Then he lowers the boom. He reveals a principle from heaven that completely contradicts the typical Greek standards of evaluating worth. God allowed a “thorn in the flesh,” he says, “to keep me from becoming conceited,”
Evidently Paul was not aware of what God was doing in his life through this “thorn,” because three times he pleaded with God to remove it. This was not merely a normal prayer request. Paul “pleaded,” not once, but three times.
Whether the “thorn” was a lingering illness or a hostile opponent we cannot be certain, although in his letter to the Galatians he mentions an illness he had while in Galatia that required the Galatians’ care and attention. Some believe the illness was malaria contracted in the swamps around Perga and that Paul went to the higher elevations of Galatia to recuperate.
God’s response to Paul’s three pleadings was, “My grace is sufficient for you, for my power is made perfect in weakness.”
When Paul received that response, and realized that his weakness was an instrument in God’s hand to elevate grace over a mere cure, and God’s power made perfect in his life through suffering, he said, “If that’s the case, then I’m all in! I delight in weaknesses, in insults, in hardships, in persecutions, in difficulties. For when I am weak, then I am strong.”
Hmm. When I am weak, then I am strong?
As ALS has slowly made its way through my nervous system, shutting off communication from my brain to my muscles, one cell at a time, my prayer has been that God will shower me with grace, and that He would make His power perfect in my weakness.
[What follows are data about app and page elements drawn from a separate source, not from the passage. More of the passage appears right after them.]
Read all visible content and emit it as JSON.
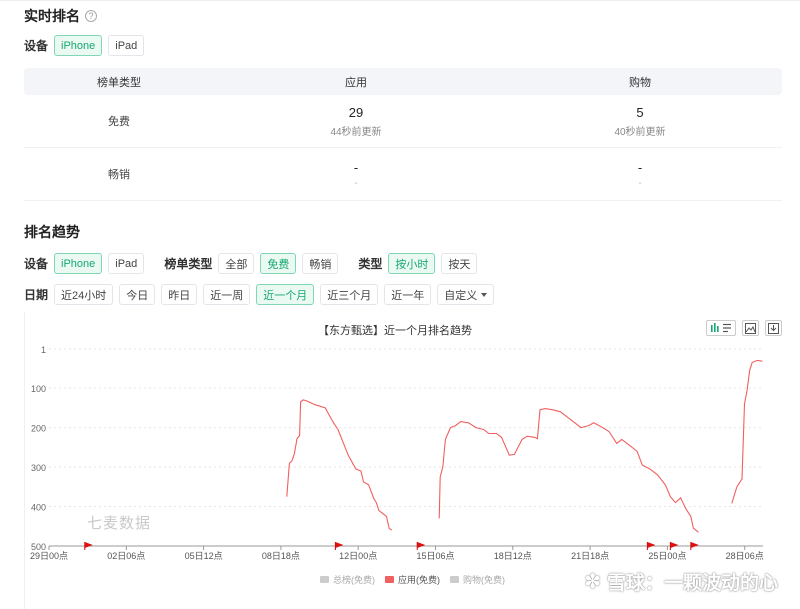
{
  "realtime": {
    "title": "实时排名",
    "help_icon": "?",
    "device_label": "设备",
    "devices": [
      "iPhone",
      "iPad"
    ],
    "table": {
      "headers": [
        "榜单类型",
        "应用",
        "购物"
      ],
      "rows": [
        {
          "type": "免费",
          "app_rank": "29",
          "app_updated": "44秒前更新",
          "shop_rank": "5",
          "shop_updated": "40秒前更新"
        },
        {
          "type": "畅销",
          "app_rank": "-",
          "app_updated": "-",
          "shop_rank": "-",
          "shop_updated": "-"
        }
      ]
    }
  },
  "trend": {
    "title": "排名趋势",
    "device_label": "设备",
    "devices": [
      "iPhone",
      "iPad"
    ],
    "list_label": "榜单类型",
    "lists": [
      "全部",
      "免费",
      "畅销"
    ],
    "kind_label": "类型",
    "kinds": [
      "按小时",
      "按天"
    ],
    "date_label": "日期",
    "dates": [
      "近24小时",
      "今日",
      "昨日",
      "近一周",
      "近一个月",
      "近三个月",
      "近一年",
      "自定义"
    ]
  },
  "chart_data": {
    "type": "line",
    "title": "【东方甄选】近一个月排名趋势",
    "y_ticks": [
      "1",
      "100",
      "200",
      "300",
      "400",
      "500"
    ],
    "ylim": [
      500,
      1
    ],
    "x_ticks": [
      "29日00点",
      "02日06点",
      "05日12点",
      "08日18点",
      "12日00点",
      "15日06点",
      "18日12点",
      "21日18点",
      "25日00点",
      "28日06点"
    ],
    "series": [
      {
        "name": "总榜(免费)",
        "color": "#cccccc",
        "values": []
      },
      {
        "name": "应用(免费)",
        "color": "#f06060",
        "segments": [
          [
            [
              0.465,
              375
            ],
            [
              0.47,
              290
            ],
            [
              0.475,
              285
            ],
            [
              0.48,
              265
            ],
            [
              0.485,
              228
            ],
            [
              0.49,
              220
            ],
            [
              0.492,
              135
            ],
            [
              0.497,
              130
            ],
            [
              0.505,
              133
            ],
            [
              0.52,
              142
            ],
            [
              0.54,
              150
            ],
            [
              0.555,
              185
            ],
            [
              0.565,
              205
            ],
            [
              0.585,
              270
            ],
            [
              0.6,
              305
            ],
            [
              0.61,
              310
            ],
            [
              0.615,
              338
            ],
            [
              0.625,
              345
            ],
            [
              0.635,
              380
            ],
            [
              0.64,
              390
            ],
            [
              0.645,
              410
            ],
            [
              0.66,
              425
            ],
            [
              0.665,
              455
            ],
            [
              0.67,
              460
            ]
          ],
          [
            [
              0.763,
              430
            ],
            [
              0.765,
              325
            ],
            [
              0.77,
              300
            ],
            [
              0.775,
              230
            ],
            [
              0.785,
              200
            ],
            [
              0.795,
              195
            ],
            [
              0.805,
              185
            ],
            [
              0.82,
              188
            ],
            [
              0.835,
              200
            ],
            [
              0.85,
              205
            ],
            [
              0.86,
              215
            ],
            [
              0.875,
              215
            ],
            [
              0.885,
              225
            ],
            [
              0.9,
              270
            ],
            [
              0.91,
              268
            ],
            [
              0.925,
              230
            ],
            [
              0.935,
              222
            ],
            [
              0.95,
              225
            ],
            [
              0.955,
              228
            ],
            [
              0.96,
              155
            ],
            [
              0.97,
              152
            ],
            [
              0.985,
              155
            ],
            [
              1.0,
              160
            ],
            [
              1.015,
              175
            ],
            [
              1.03,
              190
            ],
            [
              1.04,
              200
            ],
            [
              1.055,
              195
            ],
            [
              1.065,
              188
            ],
            [
              1.08,
              198
            ],
            [
              1.095,
              210
            ],
            [
              1.11,
              240
            ],
            [
              1.12,
              230
            ],
            [
              1.135,
              245
            ],
            [
              1.15,
              260
            ],
            [
              1.16,
              295
            ],
            [
              1.175,
              305
            ],
            [
              1.19,
              320
            ],
            [
              1.205,
              345
            ],
            [
              1.215,
              375
            ],
            [
              1.225,
              390
            ],
            [
              1.235,
              378
            ],
            [
              1.245,
              405
            ],
            [
              1.255,
              425
            ],
            [
              1.26,
              455
            ],
            [
              1.27,
              465
            ]
          ],
          [
            [
              1.335,
              392
            ],
            [
              1.345,
              350
            ],
            [
              1.355,
              330
            ],
            [
              1.36,
              140
            ],
            [
              1.365,
              105
            ],
            [
              1.37,
              55
            ],
            [
              1.375,
              35
            ],
            [
              1.385,
              30
            ],
            [
              1.395,
              32
            ]
          ]
        ]
      },
      {
        "name": "购物(免费)",
        "color": "#cccccc",
        "values": []
      }
    ],
    "flags_at": [
      0.07,
      0.56,
      0.72,
      1.17,
      1.215,
      1.255
    ],
    "grid": "dashed-horizontal",
    "legend_position": "bottom-center"
  },
  "watermark": "七麦数据",
  "footer_watermark": "雪球：一颗波动的心"
}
Followers of this blog who knew me in previous years before ALS, when you see the wheelchair, the head and support system, and the nose bib connecting me to the ventilator, don’t feel sorry for me. These are not handicaps. They are reminders of God’s power made perfect in weakness.
When I am weak, then I am strong.
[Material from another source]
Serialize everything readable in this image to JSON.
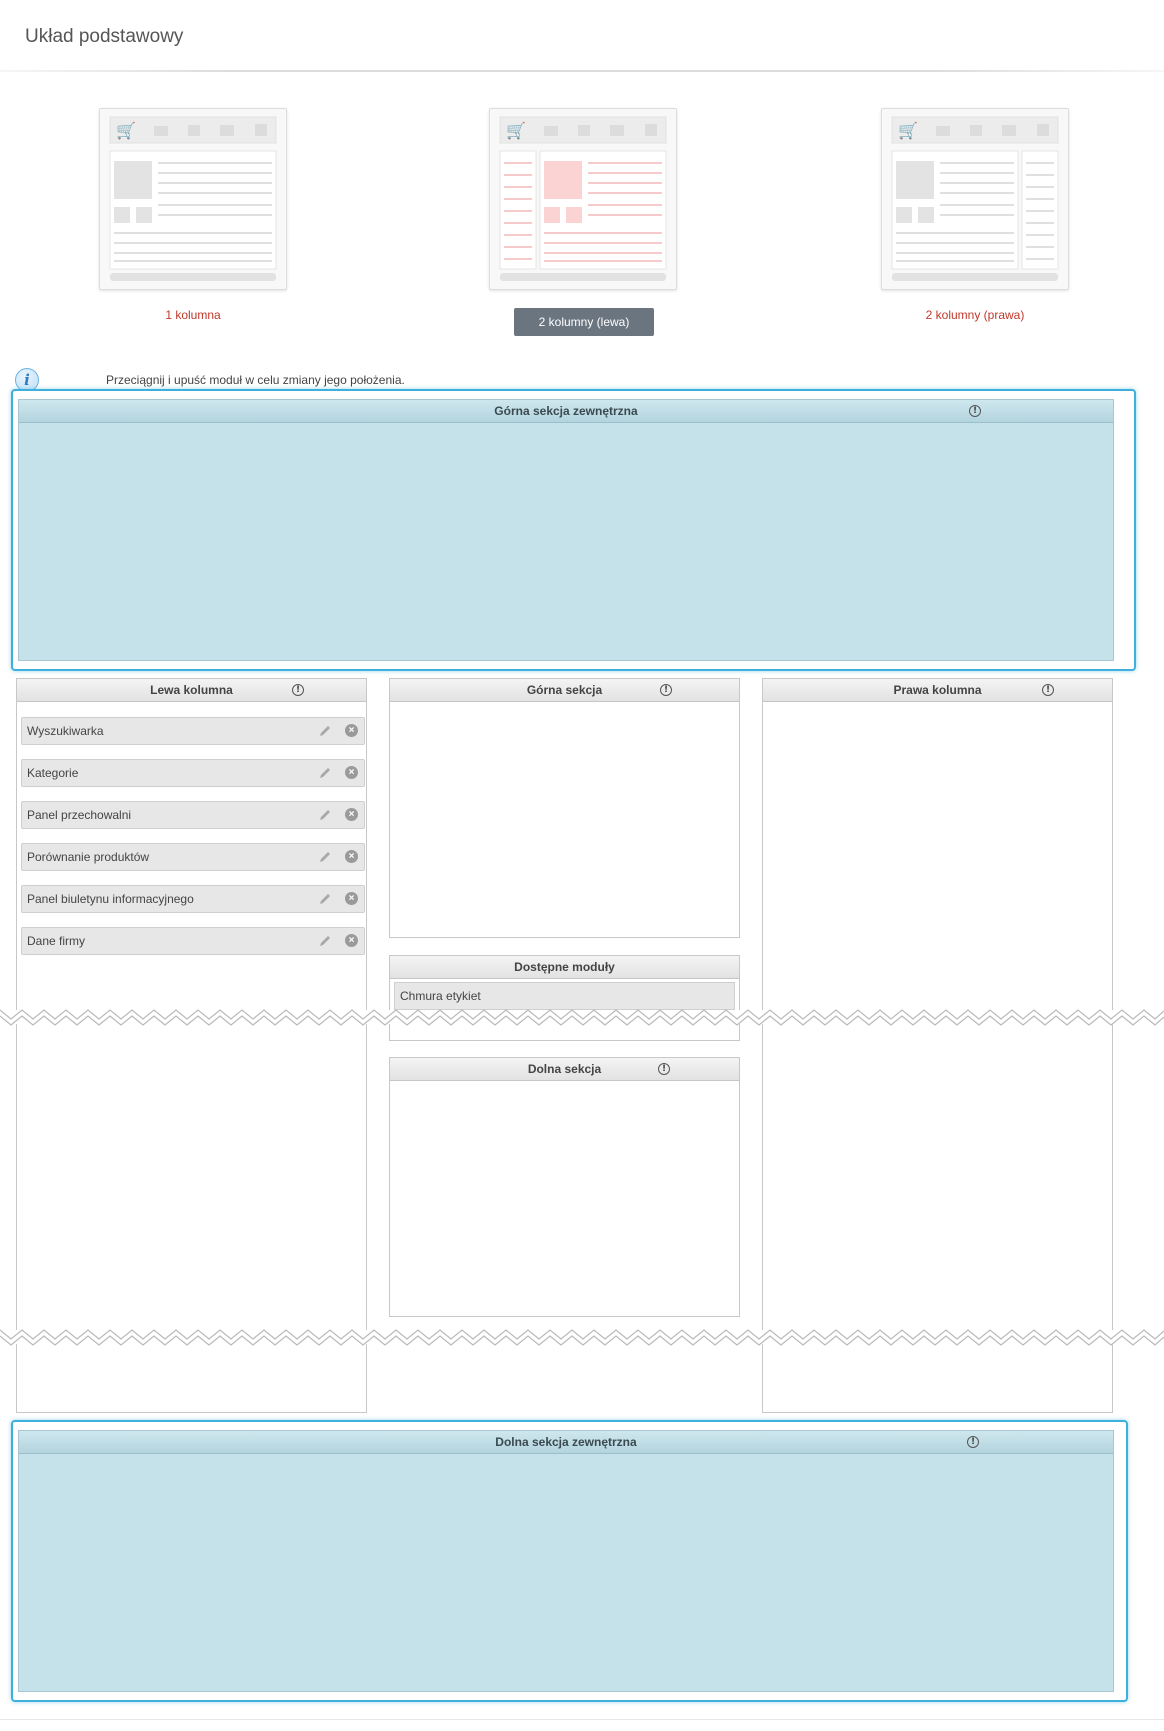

Photo above: Dmitri Popov at Unsplash.com. https://unsplash.com/newmodal=%7B”type” %3A”credit-badge”%2C”userId”%3A”3mOCH98GKdM”%7D&photo=whKwEh_X90Q
Paul’s illness while in Galatia
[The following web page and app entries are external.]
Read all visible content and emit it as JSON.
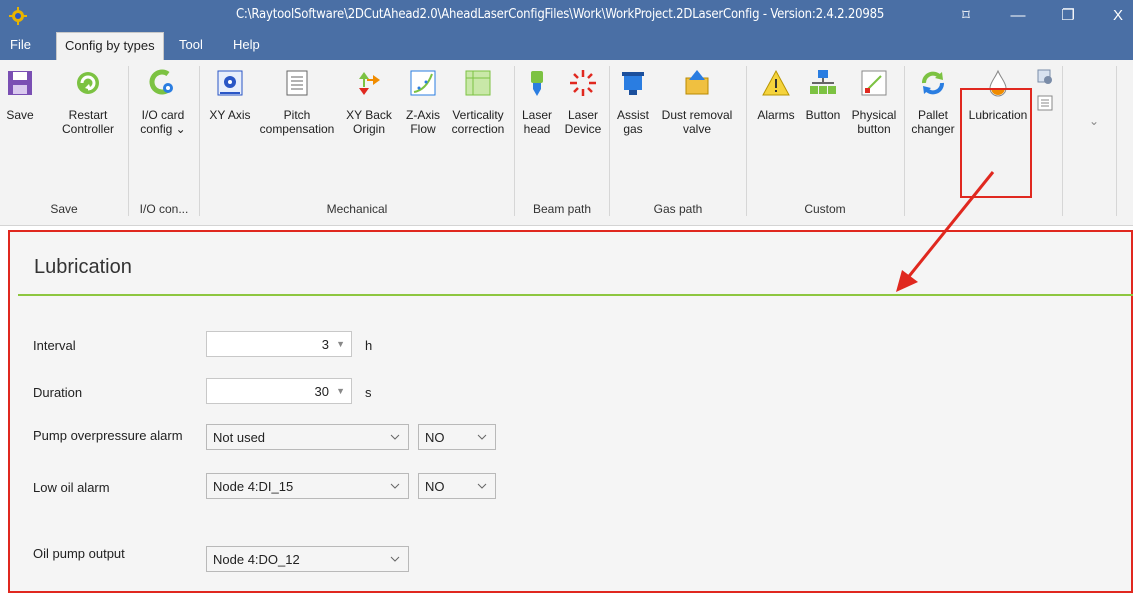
{
  "window": {
    "title": "C:\\RaytoolSoftware\\2DCutAhead2.0\\AheadLaserConfigFiles\\Work\\WorkProject.2DLaserConfig - Version:2.4.2.20985",
    "restore_glyph": "⌑",
    "minimize_glyph": "—",
    "maximize_glyph": "❐",
    "close_glyph": "X"
  },
  "menu": {
    "file": "File",
    "config_by_types": "Config by types",
    "tool": "Tool",
    "help": "Help"
  },
  "ribbon": {
    "save": "Save",
    "restart_controller": "Restart\nController",
    "io_card_config": "I/O card\nconfig ⌄",
    "xy_axis": "XY Axis",
    "pitch_compensation": "Pitch\ncompensation",
    "xy_back_origin": "XY Back\nOrigin",
    "z_axis_flow": "Z-Axis\nFlow",
    "verticality_correction": "Verticality\ncorrection",
    "laser_head": "Laser\nhead",
    "laser_device": "Laser\nDevice",
    "assist_gas": "Assist\ngas",
    "dust_removal_valve": "Dust removal\nvalve",
    "alarms": "Alarms",
    "button": "Button",
    "physical_button": "Physical\nbutton",
    "pallet_changer": "Pallet\nchanger",
    "lubrication": "Lubrication",
    "more": "⌄",
    "groups": {
      "save": "Save",
      "io": "I/O con...",
      "mechanical": "Mechanical",
      "beam_path": "Beam path",
      "gas_path": "Gas path",
      "custom": "Custom"
    }
  },
  "panel": {
    "title": "Lubrication",
    "interval_label": "Interval",
    "interval_value": "3",
    "interval_unit": "h",
    "duration_label": "Duration",
    "duration_value": "30",
    "duration_unit": "s",
    "pump_overpressure_label": "Pump overpressure alarm",
    "pump_overpressure_value": "Not used",
    "pump_overpressure_mode": "NO",
    "low_oil_label": "Low oil alarm",
    "low_oil_value": "Node 4:DI_15",
    "low_oil_mode": "NO",
    "oil_pump_label": "Oil pump output",
    "oil_pump_value": "Node 4:DO_12",
    "spin_arrow": "▼"
  },
  "colors": {
    "titlebar": "#4a6fa5",
    "highlight": "#e0281f",
    "title_underline": "#8dc63f"
  }
}
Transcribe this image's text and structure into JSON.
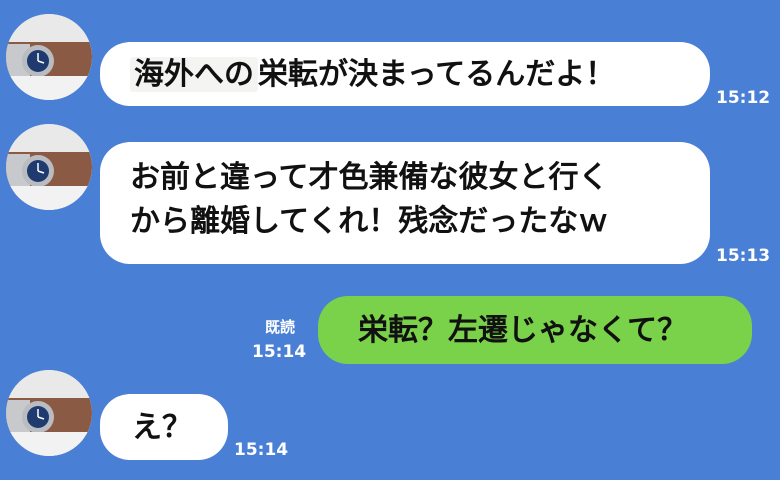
{
  "messages": [
    {
      "side": "incoming",
      "text_highlight": "海外への",
      "text_rest": "栄転が決まってるんだよ！",
      "time": "15:12"
    },
    {
      "side": "incoming",
      "line1": "お前と違って才色兼備な彼女と行く",
      "line2": "から離婚してくれ！残念だったなｗ",
      "time": "15:13"
    },
    {
      "side": "outgoing",
      "text": "栄転？左遷じゃなくて？",
      "read_label": "既読",
      "time": "15:14"
    },
    {
      "side": "incoming",
      "text": "え？",
      "time": "15:14"
    }
  ],
  "colors": {
    "background": "#4a7fd6",
    "incoming_bubble": "#ffffff",
    "outgoing_bubble": "#7ad14a"
  },
  "icons": {
    "avatar": "wristwatch-avatar-icon"
  }
}
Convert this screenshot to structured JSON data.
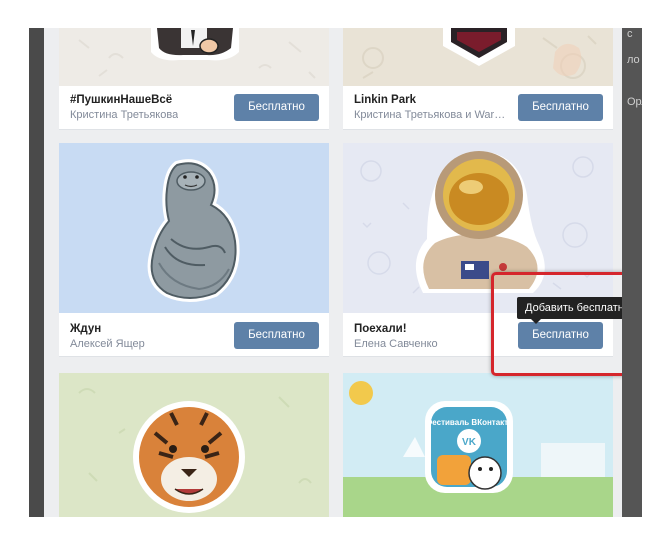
{
  "stickers": [
    {
      "title": "#ПушкинНашеВсё",
      "author": "Кристина Третьякова",
      "button": "Бесплатно"
    },
    {
      "title": "Linkin Park",
      "author": "Кристина Третьякова и Warner Music",
      "button": "Бесплатно"
    },
    {
      "title": "Ждун",
      "author": "Алексей Ящер",
      "button": "Бесплатно"
    },
    {
      "title": "Поехали!",
      "author": "Елена Савченко",
      "button": "Бесплатно"
    },
    {
      "title": "",
      "author": "",
      "button": ""
    },
    {
      "title": "Фестиваль ВКонтакте",
      "author": "",
      "button": ""
    }
  ],
  "tooltip": "Добавить бесплатно",
  "right_strip": {
    "items": [
      "с",
      "ло",
      "Орл"
    ]
  },
  "colors": {
    "button": "#5e81a8",
    "highlight": "#d5262c",
    "page_bg": "#edeef0"
  }
}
“. . . but you know that it was because of a bodily illness that I preached the gospel to you the first time; and that which was a trial to you in my bodily condition you did not despise or loathe, but you received me as an angel of God, as Christ Jesus Himself.”(Galatians 4:13-14)
Sources re malaria as the possible “thorn in the flesh:
- “Of course there have been many other attempts to determine what illness Paul had. Some say he had malaria; others suggest epilepsy.” (IVP New Testament Commentary, Galatians 4) https://www.biblegateway.com/resources/commentaries/IVP-NT/Gal/Personal-Appeal
- “Malaria is another possibility, suggested in the 1800s by archaeologist William Ramsay. What happened, Ramsay guessed, is that Paul caught malaria while traveling through the coastal plains of Pamphylia (western Turkey) during his first missionary journey. This coast’s marshes bred malaria-carrying mosquitoes. The tendency for malaria to recur with alternating bouts of sweating and shivering seems to fit well with Paul’s choice of the word torment, which refers to something that continually or often battered him.” (Stephen Miller, “Bald? Blind? Single?,” Christianity Today) http://www.christianitytoday.com/history/issues/issue-47/bald-blind-single.html
- “On his first missionary journey Paul apparently either became seriously ill while in Galatia or else went there to recuperate. Some suggest that he contracted malaria while traveling through the low, swampy regions of Pamphylia and decided to go up into the higher and healthier area of Galatain and minster there for a while until he was better (see Acts 13:13-14). (John Macarthur, Commentary on Galatians, Moody Publishers 1987. Location 2980, Kindle Edition).